The 1901 effort has been stuck in a standoff since last fall when it initially picked the HomePlug/HD-PLC proposal. The proposal requires a physical layer (PHY) protocol which can recognize either group's products and prevent interference. It included an option for supporting both group's PHYs so that the networks can share data.
The proposal has been opposed by the Universal Powerline Association which backs the approach of chip maker Design of Systems on Silicon, S.A. A DS2 representative said the company wants a standard with a single PHY that would require all sides to design new chips. The HomePlug/HD-PLC approach would only require companies in those groups to make minor hardware or firmware alterations.
According to IEEE rules, if a second confirming vote on the HomePlug/HD-PLC proposal fails to get approval from 75 percent of the group's members, the 1901 group must re-start its efforts and re-examine any old or new proposals. HomePlug backers said the vote Friday was close and they will work hard to get consensus on their proposal.
It's unclear when the next vote will be held. The agenda for the next meeting in Madrid in September is not yet set, and the group has tabled votes at several past meetings for a variety of reasons.
Some observers said DS2 (Valencia, Spain) could try to pack the Madrid meeting with employees to weigh a vote in its favor. But a representative from the HomePlug Alliance said the slate of members who can vote has already been set.

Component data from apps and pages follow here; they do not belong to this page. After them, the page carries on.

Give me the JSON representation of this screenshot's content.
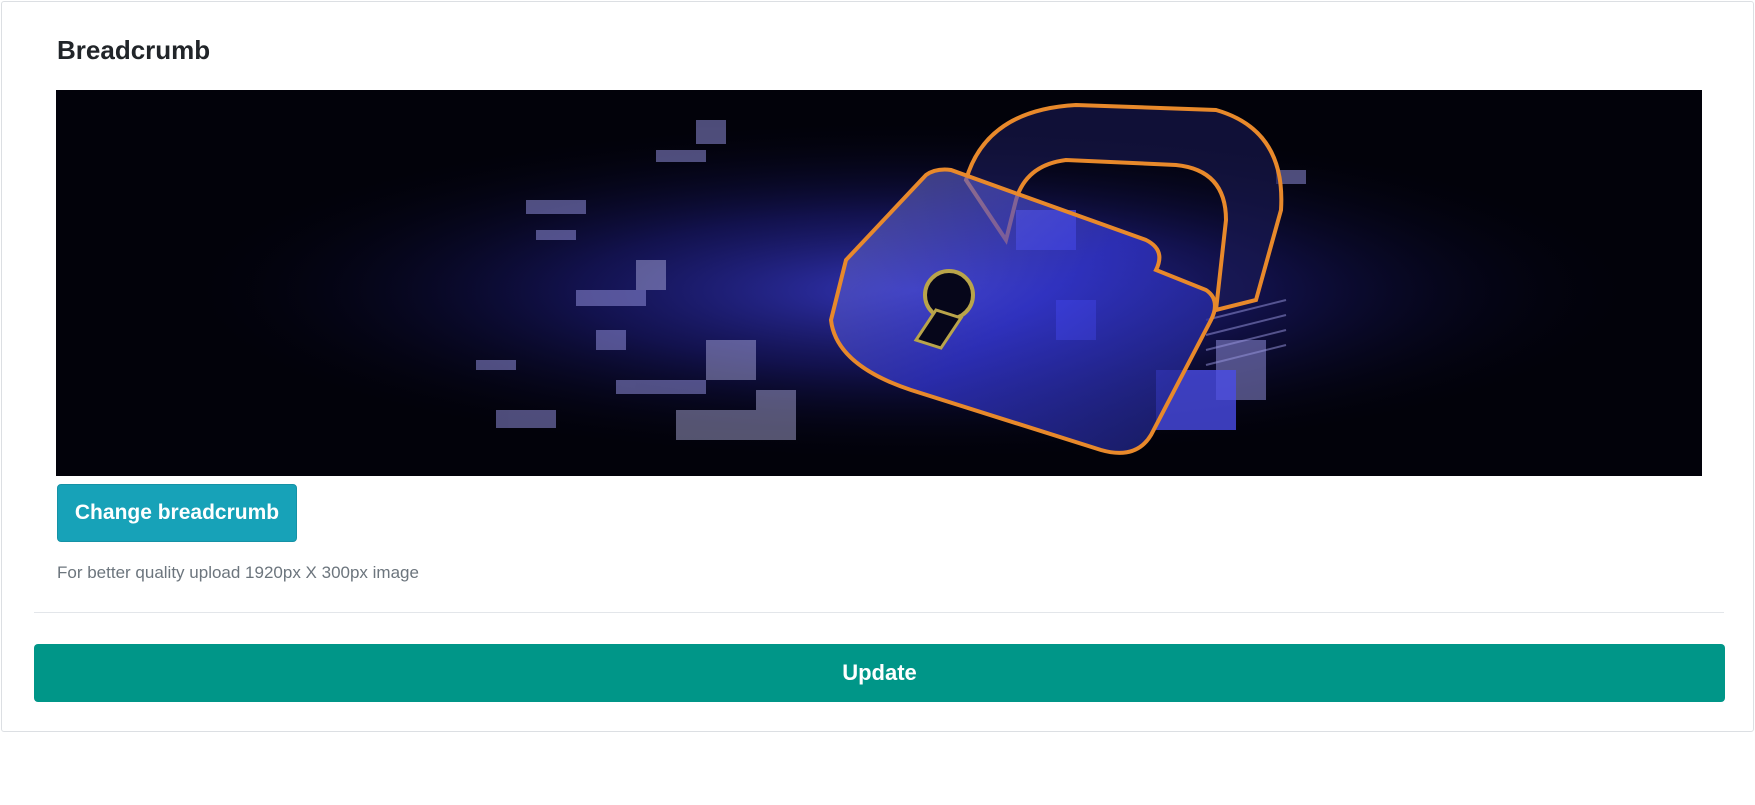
{
  "card": {
    "title": "Breadcrumb",
    "banner_image": "padlock-circuit-board-image",
    "change_button_label": "Change breadcrumb",
    "hint_text": "For better quality upload 1920px X 300px image",
    "update_button_label": "Update"
  },
  "colors": {
    "change_button": "#17a2b8",
    "update_button": "#009688",
    "banner_background": "#02020a",
    "padlock_outline": "#e8892b",
    "circuit_glow": "#3a3cff"
  }
}
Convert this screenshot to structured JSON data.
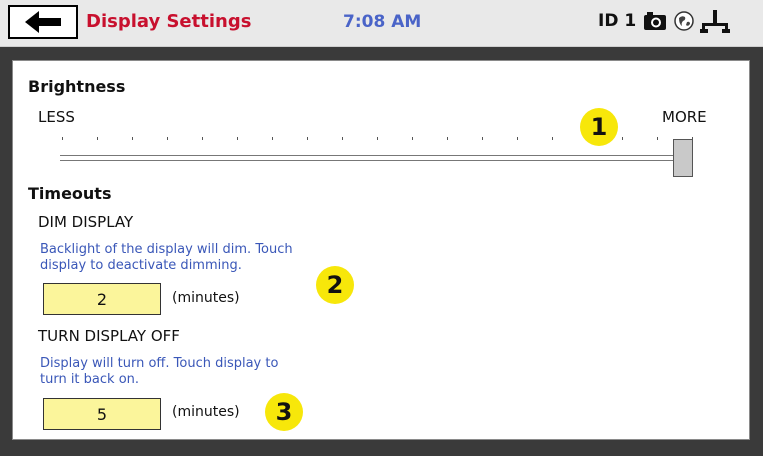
{
  "header": {
    "title": "Display Settings",
    "time": "7:08 AM",
    "id_label": "ID 1"
  },
  "brightness": {
    "heading": "Brightness",
    "min_label": "LESS",
    "max_label": "MORE",
    "level": 1.0
  },
  "timeouts": {
    "heading": "Timeouts",
    "dim": {
      "label": "DIM DISPLAY",
      "description_line1": "Backlight of the display will dim.  Touch",
      "description_line2": "display to deactivate dimming.",
      "value": "2",
      "unit": "(minutes)"
    },
    "off": {
      "label": "TURN DISPLAY OFF",
      "description_line1": "Display will turn off.  Touch display to",
      "description_line2": "turn it back on.",
      "value": "5",
      "unit": "(minutes)"
    }
  },
  "callouts": [
    "1",
    "2",
    "3"
  ]
}
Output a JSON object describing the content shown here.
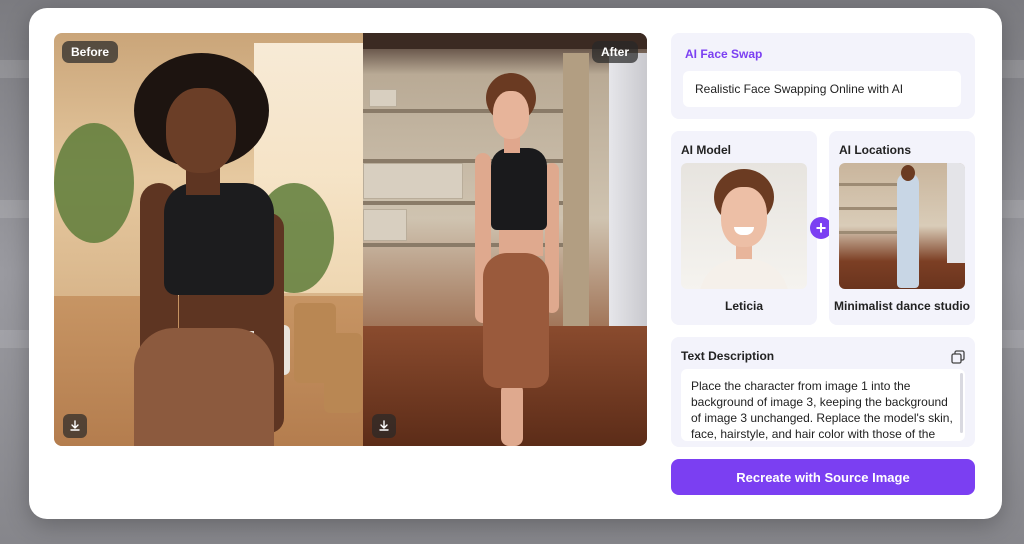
{
  "compare": {
    "before_label": "Before",
    "after_label": "After",
    "download_icon": "download-icon"
  },
  "face_swap": {
    "title": "AI Face Swap",
    "value": "Realistic Face Swapping Online with AI"
  },
  "model": {
    "title": "AI Model",
    "name": "Leticia"
  },
  "location": {
    "title": "AI Locations",
    "name": "Minimalist dance studio"
  },
  "plus_icon": "plus-icon",
  "description": {
    "title": "Text Description",
    "copy_icon": "copy-icon",
    "text": "Place the character from image 1 into the background of image 3, keeping the background of image 3 unchanged. Replace the model's skin, face, hairstyle, and hair color with those of the"
  },
  "cta_label": "Recreate with Source Image",
  "colors": {
    "accent": "#7b3ff2",
    "card_bg": "#f3f3fb"
  }
}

Meanwhile, competing groups are moving forward with their own technologies. A representative from Comcast said the HomePlug group hopes to have products for a next-generation of its HomePlug AV spec out in about 18 months. It will support the approach detailed in its proposal to the 1901 group and take into account work-in-progress on the overarching home network standard at the ITU called G.hn, he said.
For its part, DS2 has already demonstrated its next generation technology, a version that delivers as much as 400 Mbits/s at the PHY layer. DS2 has also expressed strong support for G.hn.
Even though G.hn is seen as the ultimate goal for a wired home networking standard, the 1901 effort is still important, said Paul Liao, chief technology officer for Panasonic, speaking in an interview in July. One source said carriers are holding off deploying powerline networks until a standard for them is set.
The 1901 group aims to deliver a suite of standards. Besides the in-home networking spec currently being debated, it is also considering access and coexistence standards. Proposals in those areas also failed to win a majority following the failed vote on the in-home network spec.